Exercise details:
Scan the records for the string "Loquitur"; copy each line where it occurs.

(Excerpts from an interface dataset)
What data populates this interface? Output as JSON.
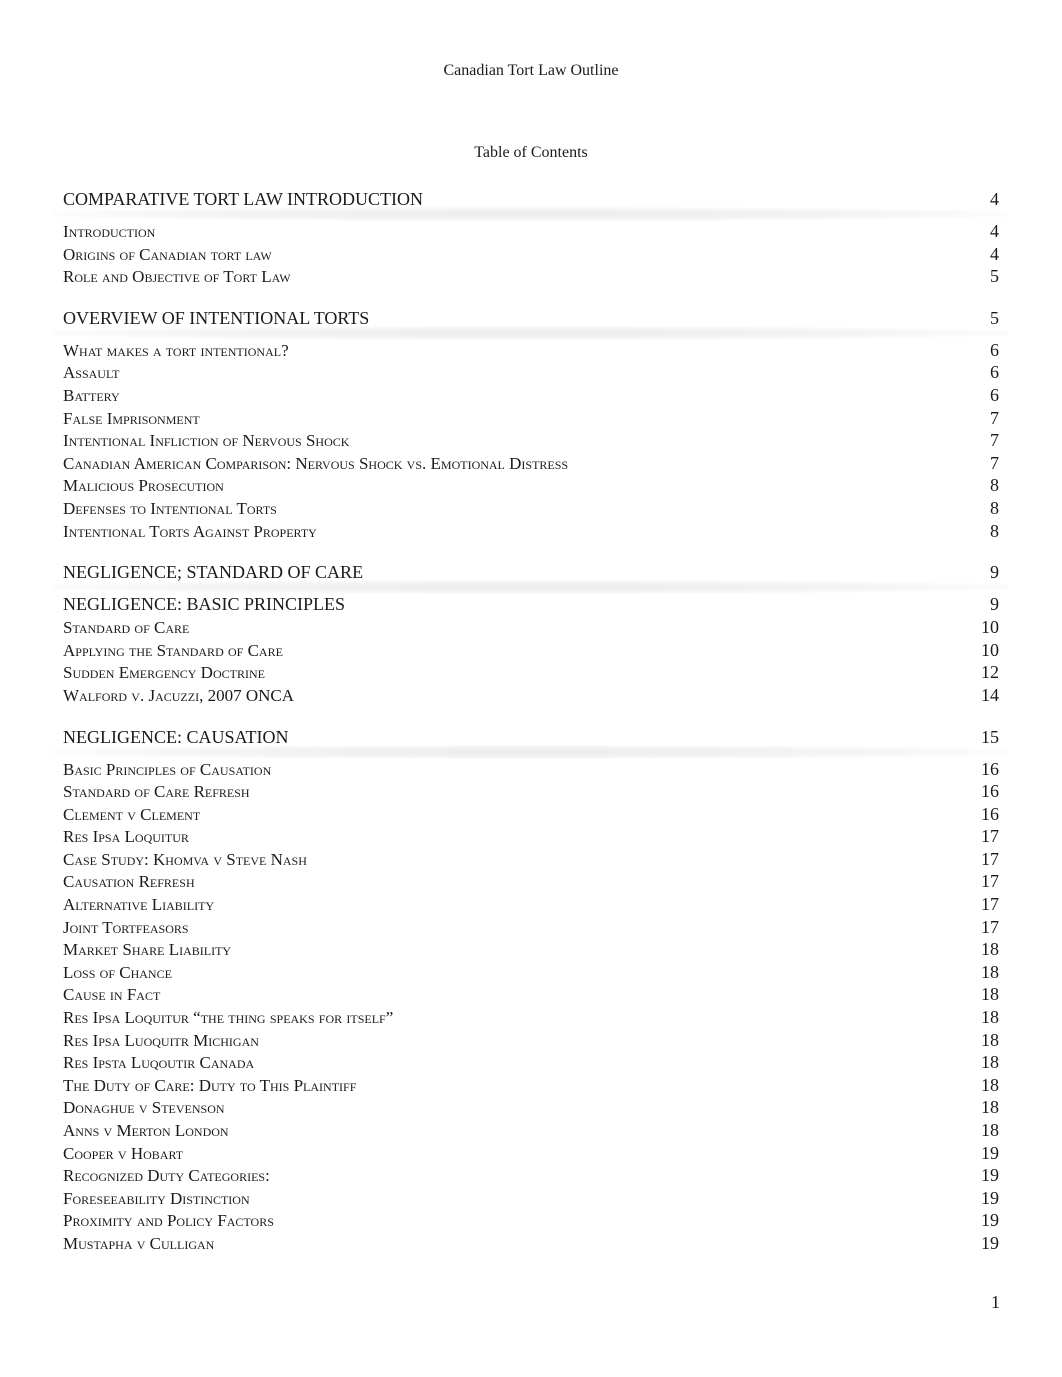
{
  "document": {
    "title": "Canadian Tort Law Outline",
    "toc_heading": "Table of Contents",
    "page_number": "1"
  },
  "toc": {
    "sections": [
      {
        "title": "COMPARATIVE TORT LAW INTRODUCTION",
        "page": "4",
        "entries": [
          {
            "label": "Introduction",
            "page": "4"
          },
          {
            "label": "Origins of Canadian tort law",
            "page": "4"
          },
          {
            "label": "Role and Objective of Tort Law",
            "page": "5"
          }
        ]
      },
      {
        "title": "OVERVIEW OF INTENTIONAL TORTS",
        "page": "5",
        "entries": [
          {
            "label": "What makes a tort intentional?",
            "page": "6"
          },
          {
            "label": "Assault",
            "page": "6"
          },
          {
            "label": "Battery",
            "page": "6"
          },
          {
            "label": "False Imprisonment",
            "page": "7"
          },
          {
            "label": "Intentional Infliction of Nervous Shock",
            "page": "7"
          },
          {
            "label": "Canadian American Comparison: Nervous Shock vs. Emotional Distress",
            "page": "7"
          },
          {
            "label": "Malicious Prosecution",
            "page": "8"
          },
          {
            "label": "Defenses to Intentional Torts",
            "page": "8"
          },
          {
            "label": "Intentional Torts Against Property",
            "page": "8"
          }
        ]
      },
      {
        "title": "NEGLIGENCE; STANDARD OF CARE",
        "page": "9",
        "subheading": {
          "title": "NEGLIGENCE: BASIC PRINCIPLES",
          "page": "9"
        },
        "entries": [
          {
            "label": "Standard of Care",
            "page": "10"
          },
          {
            "label": "Applying the Standard of Care",
            "page": "10"
          },
          {
            "label": "Sudden Emergency Doctrine",
            "page": "12"
          },
          {
            "label": "Walford v. Jacuzzi, 2007 ONCA",
            "page": "14"
          }
        ]
      },
      {
        "title": "NEGLIGENCE: CAUSATION",
        "page": "15",
        "entries": [
          {
            "label": "Basic Principles of Causation",
            "page": "16"
          },
          {
            "label": "Standard of Care Refresh",
            "page": "16"
          },
          {
            "label": "Clement v Clement",
            "page": "16"
          },
          {
            "label": "Res Ipsa Loquitur",
            "page": "17"
          },
          {
            "label": "Case Study: Khomva v Steve Nash",
            "page": "17"
          },
          {
            "label": "Causation Refresh",
            "page": "17"
          },
          {
            "label": "Alternative Liability",
            "page": "17"
          },
          {
            "label": "Joint Tortfeasors",
            "page": "17"
          },
          {
            "label": "Market Share Liability",
            "page": "18"
          },
          {
            "label": "Loss of Chance",
            "page": "18"
          },
          {
            "label": "Cause in Fact",
            "page": "18"
          },
          {
            "label": "Res Ipsa Loquitur “the thing speaks for itself”",
            "page": "18"
          },
          {
            "label": "Res Ipsa Luoquitr Michigan",
            "page": "18"
          },
          {
            "label": "Res Ipsta Luqoutir Canada",
            "page": "18"
          },
          {
            "label": "The Duty of Care: Duty to This Plaintiff",
            "page": "18"
          },
          {
            "label": "Donaghue v Stevenson",
            "page": "18"
          },
          {
            "label": "Anns v Merton London",
            "page": "18"
          },
          {
            "label": "Cooper v Hobart",
            "page": "19"
          },
          {
            "label": "Recognized Duty Categories:",
            "page": "19"
          },
          {
            "label": "Foreseeability Distinction",
            "page": "19"
          },
          {
            "label": "Proximity and Policy Factors",
            "page": "19"
          },
          {
            "label": "Mustapha v Culligan",
            "page": "19"
          }
        ]
      }
    ]
  }
}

Worked solution:
            "label": "Res Ipsa Loquitur",
            "label": "Res Ipsa Loquitur “the thing speaks for itself”",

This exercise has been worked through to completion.